## Assigned task
Collect the lines of the entries where "image" shows up.
-- Opening Marker --
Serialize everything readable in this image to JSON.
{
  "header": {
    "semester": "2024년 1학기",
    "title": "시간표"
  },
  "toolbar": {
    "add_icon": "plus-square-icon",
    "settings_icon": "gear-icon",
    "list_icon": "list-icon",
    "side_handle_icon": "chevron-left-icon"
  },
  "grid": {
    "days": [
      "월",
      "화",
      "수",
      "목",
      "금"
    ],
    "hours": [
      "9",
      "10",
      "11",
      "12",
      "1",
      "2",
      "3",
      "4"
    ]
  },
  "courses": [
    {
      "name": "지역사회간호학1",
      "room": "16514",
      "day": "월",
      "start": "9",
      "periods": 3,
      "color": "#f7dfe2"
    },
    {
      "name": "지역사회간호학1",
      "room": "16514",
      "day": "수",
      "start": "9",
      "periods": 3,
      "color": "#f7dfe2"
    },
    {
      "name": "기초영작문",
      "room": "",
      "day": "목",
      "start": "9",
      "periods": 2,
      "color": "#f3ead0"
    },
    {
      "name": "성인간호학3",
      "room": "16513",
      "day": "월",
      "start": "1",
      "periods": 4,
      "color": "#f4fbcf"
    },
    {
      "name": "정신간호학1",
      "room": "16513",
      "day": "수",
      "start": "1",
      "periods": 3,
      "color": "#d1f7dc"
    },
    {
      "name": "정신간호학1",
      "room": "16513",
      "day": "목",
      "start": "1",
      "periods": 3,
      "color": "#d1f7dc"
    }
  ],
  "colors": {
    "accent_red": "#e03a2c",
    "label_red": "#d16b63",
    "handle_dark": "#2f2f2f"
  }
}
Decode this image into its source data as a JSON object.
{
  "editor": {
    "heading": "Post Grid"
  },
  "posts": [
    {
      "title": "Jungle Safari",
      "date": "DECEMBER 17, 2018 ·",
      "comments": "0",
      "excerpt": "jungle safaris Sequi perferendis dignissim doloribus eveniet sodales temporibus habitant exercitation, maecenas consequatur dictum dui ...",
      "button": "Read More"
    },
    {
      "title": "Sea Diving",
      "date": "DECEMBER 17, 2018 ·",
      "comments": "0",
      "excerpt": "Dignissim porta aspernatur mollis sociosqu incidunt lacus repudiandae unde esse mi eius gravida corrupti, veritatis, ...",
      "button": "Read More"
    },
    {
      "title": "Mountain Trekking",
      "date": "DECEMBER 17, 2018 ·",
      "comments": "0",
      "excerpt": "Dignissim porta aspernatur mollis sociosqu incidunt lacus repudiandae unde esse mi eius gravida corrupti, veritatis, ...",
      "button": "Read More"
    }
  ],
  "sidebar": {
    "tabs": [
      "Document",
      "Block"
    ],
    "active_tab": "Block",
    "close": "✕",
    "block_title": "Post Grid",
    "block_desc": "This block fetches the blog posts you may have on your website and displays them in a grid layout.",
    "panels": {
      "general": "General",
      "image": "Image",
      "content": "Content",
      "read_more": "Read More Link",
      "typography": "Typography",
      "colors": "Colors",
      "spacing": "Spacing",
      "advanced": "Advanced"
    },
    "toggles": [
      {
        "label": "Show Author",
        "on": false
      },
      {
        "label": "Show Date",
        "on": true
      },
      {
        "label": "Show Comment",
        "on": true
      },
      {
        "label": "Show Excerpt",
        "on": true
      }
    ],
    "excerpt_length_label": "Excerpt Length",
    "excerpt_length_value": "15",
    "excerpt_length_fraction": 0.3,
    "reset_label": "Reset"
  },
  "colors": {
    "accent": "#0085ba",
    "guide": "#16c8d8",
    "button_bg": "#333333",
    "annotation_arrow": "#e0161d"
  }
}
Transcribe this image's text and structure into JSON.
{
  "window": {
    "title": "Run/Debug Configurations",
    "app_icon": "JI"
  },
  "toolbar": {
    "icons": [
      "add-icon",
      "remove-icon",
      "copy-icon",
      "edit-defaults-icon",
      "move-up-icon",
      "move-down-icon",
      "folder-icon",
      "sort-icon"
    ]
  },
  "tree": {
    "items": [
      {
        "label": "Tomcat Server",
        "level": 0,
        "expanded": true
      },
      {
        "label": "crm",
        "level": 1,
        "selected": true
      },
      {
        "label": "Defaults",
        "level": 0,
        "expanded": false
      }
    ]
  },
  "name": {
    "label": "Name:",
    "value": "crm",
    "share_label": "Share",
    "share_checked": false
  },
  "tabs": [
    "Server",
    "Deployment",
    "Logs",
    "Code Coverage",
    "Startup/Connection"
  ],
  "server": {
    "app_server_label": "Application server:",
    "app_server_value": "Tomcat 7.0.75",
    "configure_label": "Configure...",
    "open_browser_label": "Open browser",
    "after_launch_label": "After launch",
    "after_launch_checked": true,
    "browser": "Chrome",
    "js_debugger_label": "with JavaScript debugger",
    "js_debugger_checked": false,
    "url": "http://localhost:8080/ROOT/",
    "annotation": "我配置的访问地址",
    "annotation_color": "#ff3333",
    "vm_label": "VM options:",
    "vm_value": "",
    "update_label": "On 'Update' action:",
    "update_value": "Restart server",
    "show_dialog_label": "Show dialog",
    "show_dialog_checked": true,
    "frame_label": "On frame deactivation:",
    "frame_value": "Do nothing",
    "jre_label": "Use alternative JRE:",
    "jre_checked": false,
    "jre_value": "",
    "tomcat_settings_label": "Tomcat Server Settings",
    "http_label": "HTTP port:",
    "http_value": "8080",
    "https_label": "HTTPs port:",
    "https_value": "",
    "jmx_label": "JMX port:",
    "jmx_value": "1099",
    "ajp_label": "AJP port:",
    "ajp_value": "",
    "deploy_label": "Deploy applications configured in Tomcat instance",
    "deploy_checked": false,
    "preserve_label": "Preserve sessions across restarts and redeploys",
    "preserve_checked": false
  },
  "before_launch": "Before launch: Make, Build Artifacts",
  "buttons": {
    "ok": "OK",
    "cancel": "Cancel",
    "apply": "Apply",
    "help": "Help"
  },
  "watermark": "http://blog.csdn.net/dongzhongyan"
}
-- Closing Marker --
## Response area
Serialize everything readable in this image to JSON.
Decode this image into its source data as a JSON object.
      "image": "Image",
Transcribe this image's text and structure into JSON.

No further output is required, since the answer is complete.